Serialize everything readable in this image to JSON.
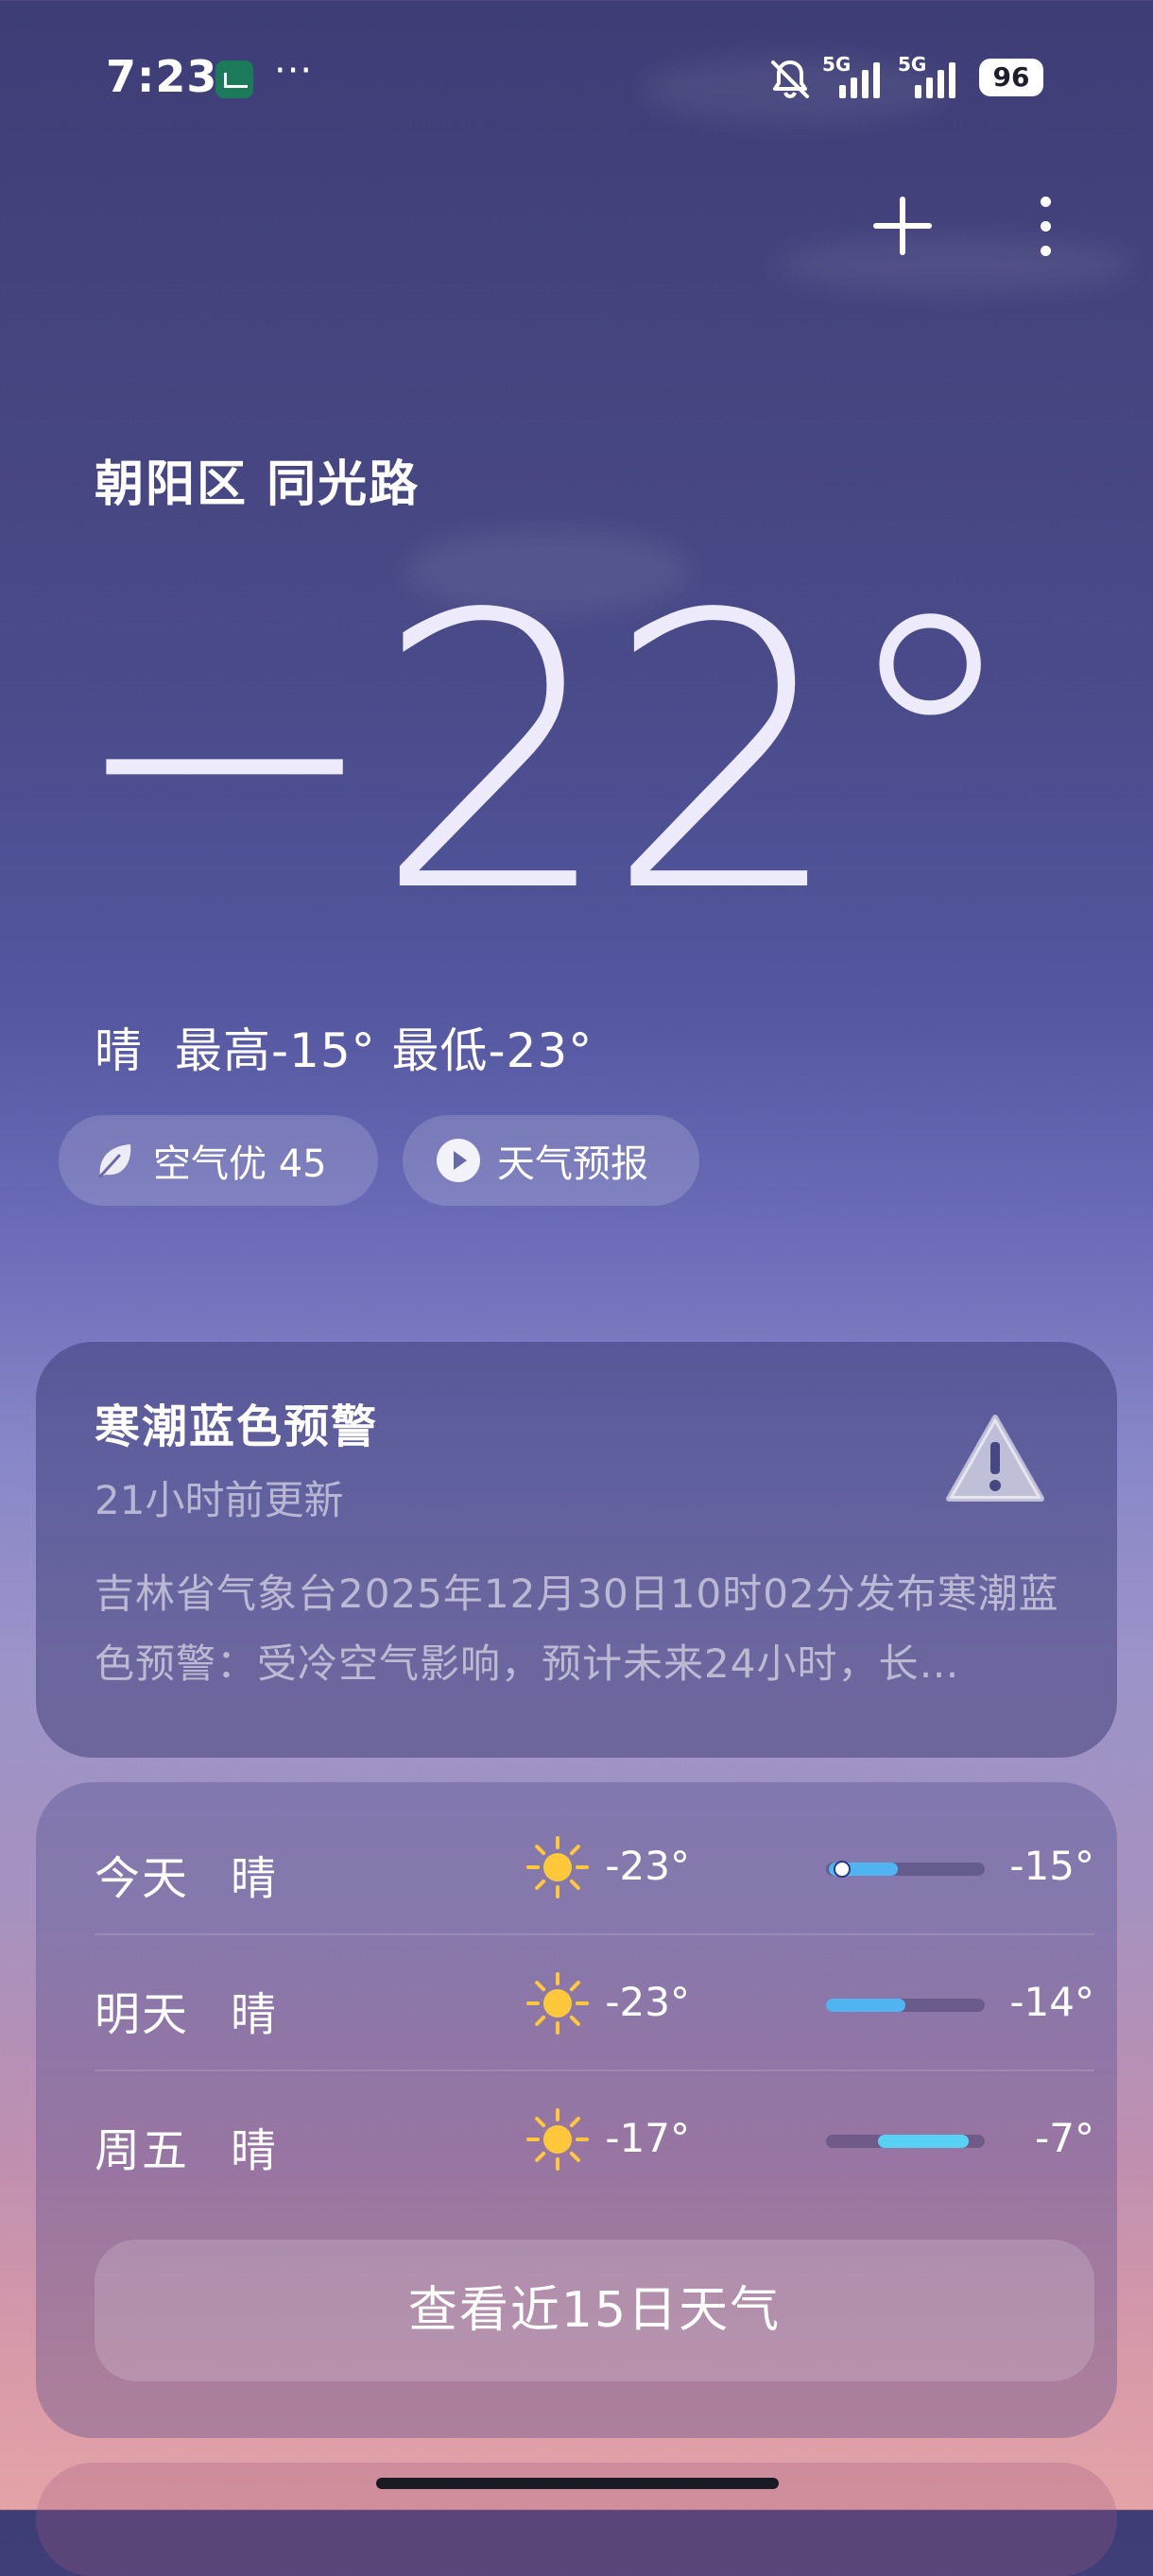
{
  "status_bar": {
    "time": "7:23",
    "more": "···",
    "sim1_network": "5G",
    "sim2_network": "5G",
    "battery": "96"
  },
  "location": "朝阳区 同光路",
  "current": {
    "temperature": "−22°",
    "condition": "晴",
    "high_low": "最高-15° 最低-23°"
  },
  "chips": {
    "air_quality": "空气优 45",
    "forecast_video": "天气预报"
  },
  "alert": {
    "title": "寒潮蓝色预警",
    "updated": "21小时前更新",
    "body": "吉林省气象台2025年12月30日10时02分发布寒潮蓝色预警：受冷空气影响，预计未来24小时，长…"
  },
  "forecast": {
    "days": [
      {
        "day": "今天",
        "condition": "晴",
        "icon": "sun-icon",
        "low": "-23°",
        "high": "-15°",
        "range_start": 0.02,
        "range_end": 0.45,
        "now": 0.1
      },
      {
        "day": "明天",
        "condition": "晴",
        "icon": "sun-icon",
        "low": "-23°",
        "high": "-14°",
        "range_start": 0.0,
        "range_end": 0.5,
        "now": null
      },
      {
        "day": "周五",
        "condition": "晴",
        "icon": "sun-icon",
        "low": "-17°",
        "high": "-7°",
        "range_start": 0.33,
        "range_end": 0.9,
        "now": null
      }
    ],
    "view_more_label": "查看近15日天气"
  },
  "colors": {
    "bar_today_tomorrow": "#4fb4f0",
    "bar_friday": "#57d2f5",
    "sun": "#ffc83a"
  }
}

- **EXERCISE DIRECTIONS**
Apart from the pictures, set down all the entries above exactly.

- **COMPLETED TASK**
Serialize everything readable in this image to JSON.
{
  "status_bar": {
    "time": "7:23",
    "more": "···",
    "sim1_network": "5G",
    "sim2_network": "5G",
    "battery": "96"
  },
  "location": "朝阳区 同光路",
  "current": {
    "temperature": "−22°",
    "condition": "晴",
    "high_low": "最高-15° 最低-23°"
  },
  "chips": {
    "air_quality": "空气优 45",
    "forecast_video": "天气预报"
  },
  "alert": {
    "title": "寒潮蓝色预警",
    "updated": "21小时前更新",
    "body": "吉林省气象台2025年12月30日10时02分发布寒潮蓝色预警：受冷空气影响，预计未来24小时，长…"
  },
  "forecast": {
    "days": [
      {
        "day": "今天",
        "condition": "晴",
        "icon": "sun-icon",
        "low": "-23°",
        "high": "-15°",
        "range_start": 0.02,
        "range_end": 0.45,
        "now": 0.1
      },
      {
        "day": "明天",
        "condition": "晴",
        "icon": "sun-icon",
        "low": "-23°",
        "high": "-14°",
        "range_start": 0.0,
        "range_end": 0.5,
        "now": null
      },
      {
        "day": "周五",
        "condition": "晴",
        "icon": "sun-icon",
        "low": "-17°",
        "high": "-7°",
        "range_start": 0.33,
        "range_end": 0.9,
        "now": null
      }
    ],
    "view_more_label": "查看近15日天气"
  },
  "colors": {
    "bar_today_tomorrow": "#4fb4f0",
    "bar_friday": "#57d2f5",
    "sun": "#ffc83a"
  }
}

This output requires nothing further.